Obama mentioned during the course of his remarks at the Islamic Society of Baltimore that “Muslim Americans worked on Henry Ford’s assembly line, cranking out cars.” He offered this as an example of how “Generations of Muslim Americans helped to build our nation.” Jewish immigrants joined Muslim Americans on the assembly line. But it was a Jewish architect, an immigrant from Prussia named Albert Kahn, whom Henry Ford hired to design the first factory where a continuously moving assembly line could be used to manufacture the Model T.
President Obama claimed that Muslim Americans include “scientists who win Nobel Prizes.” As of 2015, only one of the three Muslim Nobel Prize winners for science worldwide is a Muslim American, who won the award in 1999.
The first Jewish American Nobel Prize winner in science, Albert Abraham Michelson, was an immigrant from Prussia. He received the award in 1907. At least 80 Jews who won the Nobel Prize in the sciences have been from the United States.
In the field of law, it took all the way until 1981 for the first Muslim in the nation’s history to serve as a judge. That is when Adam Shakoor, an African-American Muslim, was appointed as a judge of the Common Pleas Court for Wayne County, Michigan. The jihadist Council of American Islamic Relations (CAIR) honored Judge Shakoor with a banquet in 2015. “I thank Allah, and I thank Allah, and I thank Allah for the service that I have been able to give,” Mr. Shakoor said in accepting CAIR’s award.

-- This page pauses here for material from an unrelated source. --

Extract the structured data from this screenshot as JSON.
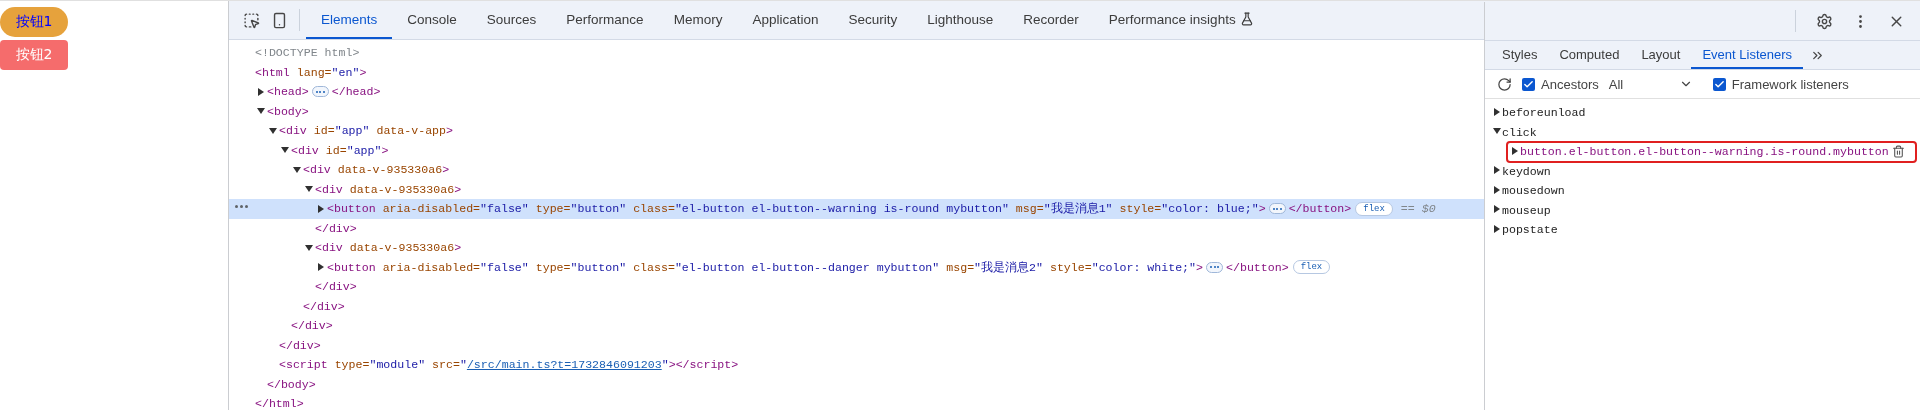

According to a recent poll of Muslim Americans, commissioned by the Center for Security Policy, a majority (51%) agreed that “Muslims in America should have the choice of being governed according to shariah.”
The first-in-the nation Muslim judicial appointment of Adam Shakoor occurred 71 years after Robert Heberton Terrell, the son of slaves, became the first African-American to serve on a Federal court in 1910. Terrell had delivered a speech in 1903 entitled “A Glance at the Past and Present of the Negro,” in which he said that the descendants of the slaves who came from Africa had “acquired the language and adopted the religion of a great people.” He referred to God five times in his speech, not Allah. He referred to Christianity, not Islam, as a source of inspiration for the liberation of the slaves.
In sum, to single out Islam as an unabashedly positive force that has “always been part of America” is simply not supported by the historical record. No mosques were even built in the United States until the early twentieth century. Muslim slave traders enabled the market for slaves to grow in America. The first war that the young United States fought against foreign powers was against Muslim states. The founding fathers cited by Obama who owned copies of the Koran were not comfortable with the rigidity of Islamic doctrine and its warrior mentality. Muslim Americans’ contributions to such fields as science and jurisprudence, such as they are, did not begin in earnest until well after the middle of the twentieth century.
If Obama decides to speak at another U.S. mosque while he is president, he would do better to focus his remarks on encouraging Muslim Americans to assimilate more fully into American culture. This would include respect for the U.S. Constitution as the supreme law of the land.